If the decay of is faster than (4.4b), we can of course get sharper results. However, this would require extra geometric conditions and would require Theorem 4.3 to make distinctions concerning the direction from to . To simplify the exposition of this paper, such considerations will be reported at a later date.
4.1 The estimate is suboptimal
Let us consider the application of our directional filters on a simple numerical example. We consider a pixel image on . The image is taken to be the phantom described in Section 2.3, and the parameters are , , , and . With this set of parameters, if we use the windows and . The first term on the right-hand side in (4.4c) is, therefore, approximately if we move one pixel away from a surfel. The second term, however, is approximately so that we have no reason to expect that the directional filters will yield any useful information. However, numerical experiments show that they do in fact work even in this case. Figure 3 shows that the directional filters do yield the location of the edges. Figure 4 shows that even in the presence of noise (up to of the total image energy), the directional filters still yield correct results.
It is also useful to compare the directional filters to a naive algorithm, namely computing the directional derivative. As is apparent from Figure 5, this naive method does not perform as well as our algorithm.
4.2 Parabolic Scaling
The choice of is an important one. We want to be as small as possible, since this will give us better angular resolution.
On the other hand, the constant bounding the size of the filtered image away from the edges is directly proportional to , as we will show shortly. For simplicity, let us impose the constraint that
Now let us take to be a fixed filter scaled with , i.e. , where is supported in and . With this choice of , we find that:
Substituting this into (4.4d) and assuming to be very small yields:
To prevent from being too large, we want to ensure that is as large as possible.
This also implies that for the filter to approach zero as , we require that .
4.3 Choosing the Filters
We now consider the simplest choices of window possible which satisfy our assumptions. We take to be a a step function, i.e.:
and we take to be a triangle function:
In this case, it is straightforward to show:
Then we have:
Similarly, the remainder term has the bound:
where is defined in (3.3).
Therefore, we find that:
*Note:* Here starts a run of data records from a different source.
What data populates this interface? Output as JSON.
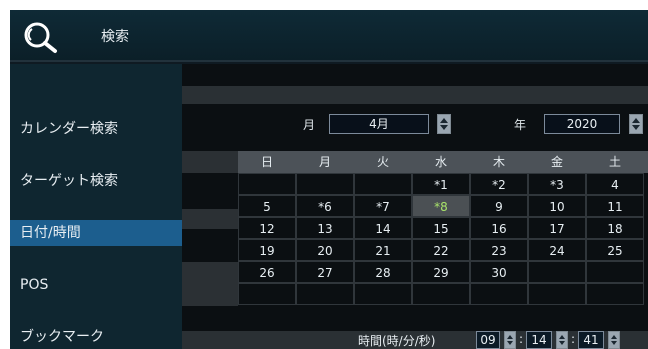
{
  "header": {
    "icon": "search-icon",
    "title": "検索"
  },
  "sidebar": {
    "items": [
      {
        "label": "カレンダー検索",
        "active": false
      },
      {
        "label": "ターゲット検索",
        "active": false
      },
      {
        "label": "日付/時間",
        "active": true
      },
      {
        "label": "POS",
        "active": false
      },
      {
        "label": "ブックマーク",
        "active": false
      }
    ]
  },
  "controls": {
    "month_label": "月",
    "month_value": "4月",
    "year_label": "年",
    "year_value": "2020"
  },
  "calendar": {
    "weekdays": [
      "日",
      "月",
      "火",
      "水",
      "木",
      "金",
      "土"
    ],
    "weeks": [
      [
        "",
        "",
        "",
        "*1",
        "*2",
        "*3",
        "4"
      ],
      [
        "5",
        "*6",
        "*7",
        "*8",
        "9",
        "10",
        "11"
      ],
      [
        "12",
        "13",
        "14",
        "15",
        "16",
        "17",
        "18"
      ],
      [
        "19",
        "20",
        "21",
        "22",
        "23",
        "24",
        "25"
      ],
      [
        "26",
        "27",
        "28",
        "29",
        "30",
        "",
        ""
      ],
      [
        "",
        "",
        "",
        "",
        "",
        "",
        ""
      ]
    ],
    "selected": "*8"
  },
  "time": {
    "label": "時間(時/分/秒)",
    "hour": "09",
    "minute": "14",
    "second": "41",
    "separator": ":"
  },
  "colors": {
    "accent": "#1c5e8e",
    "selected_text": "#a8e36a"
  }
}
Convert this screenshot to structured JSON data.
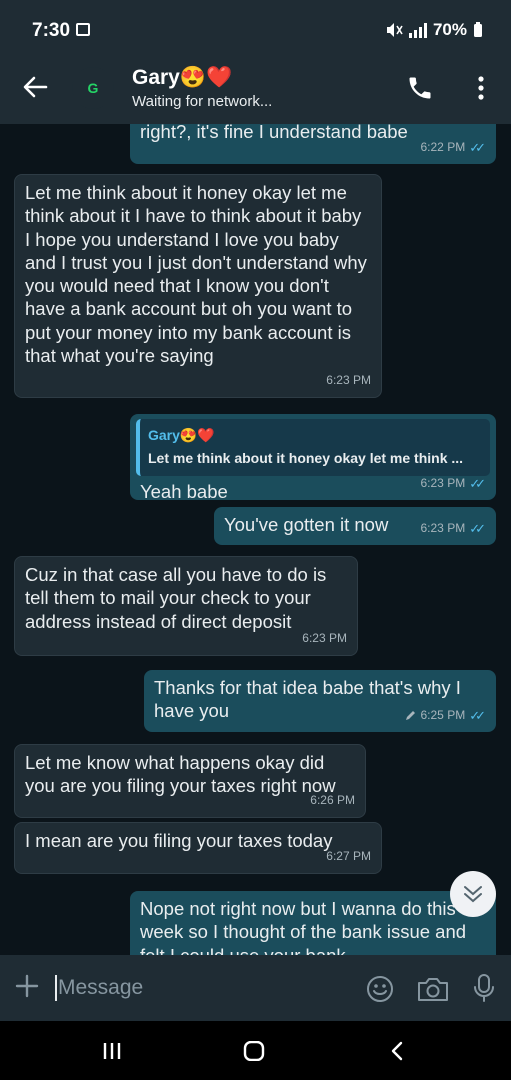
{
  "status": {
    "time": "7:30",
    "battery": "70%"
  },
  "header": {
    "name": "Gary",
    "name_emojis": "😍❤️",
    "status": "Waiting for network...",
    "avatar_letter": "G"
  },
  "messages": [
    {
      "dir": "out",
      "text": "right?, it's fine I understand babe",
      "time": "6:22 PM"
    },
    {
      "dir": "in",
      "text": "Let me think about it honey okay let me think about it I have to think about it baby I hope you understand I love you baby and I trust you I just don't understand why you would need that I know you don't have a bank account but oh you want to put your money into my bank account is that what you're saying",
      "time": "6:23 PM"
    },
    {
      "dir": "out",
      "quote_name": "Gary😍❤️",
      "quote_text": "Let me think about it honey okay let me think ...",
      "text": "Yeah babe",
      "time": "6:23 PM"
    },
    {
      "dir": "out",
      "text": "You've gotten it now",
      "time": "6:23 PM"
    },
    {
      "dir": "in",
      "text": "Cuz in that case all you have to do is tell them to mail your check to your address instead of direct deposit",
      "time": "6:23 PM"
    },
    {
      "dir": "out",
      "text": "Thanks for that idea babe that's why I have you",
      "time": "6:25 PM",
      "edited": true
    },
    {
      "dir": "in",
      "text": "Let me know what happens okay did you are you filing your taxes right now",
      "time": "6:26 PM"
    },
    {
      "dir": "in",
      "text": "I mean are you filing your taxes today",
      "time": "6:27 PM"
    },
    {
      "dir": "out",
      "text": "Nope not right now but I wanna do this week so I thought of the bank issue and felt I could use your bank"
    }
  ],
  "input": {
    "placeholder": "Message"
  }
}
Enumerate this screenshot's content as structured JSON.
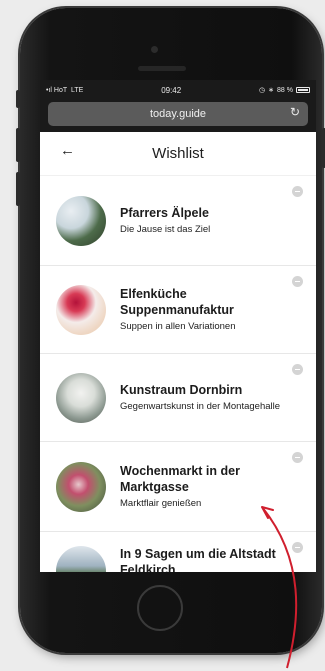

Thus, away from , the directional filter approaches zero. The factor is present because we are attempting to extract spatial information from a frequency band of width . The term is present because the asymptotic expansion we used to derive the directional filters decays only faster than the leading order terms.
5 Surfel Extraction
Theorem 4.3 proves that, provided we choose the parameters correctly, directional filters will decay away from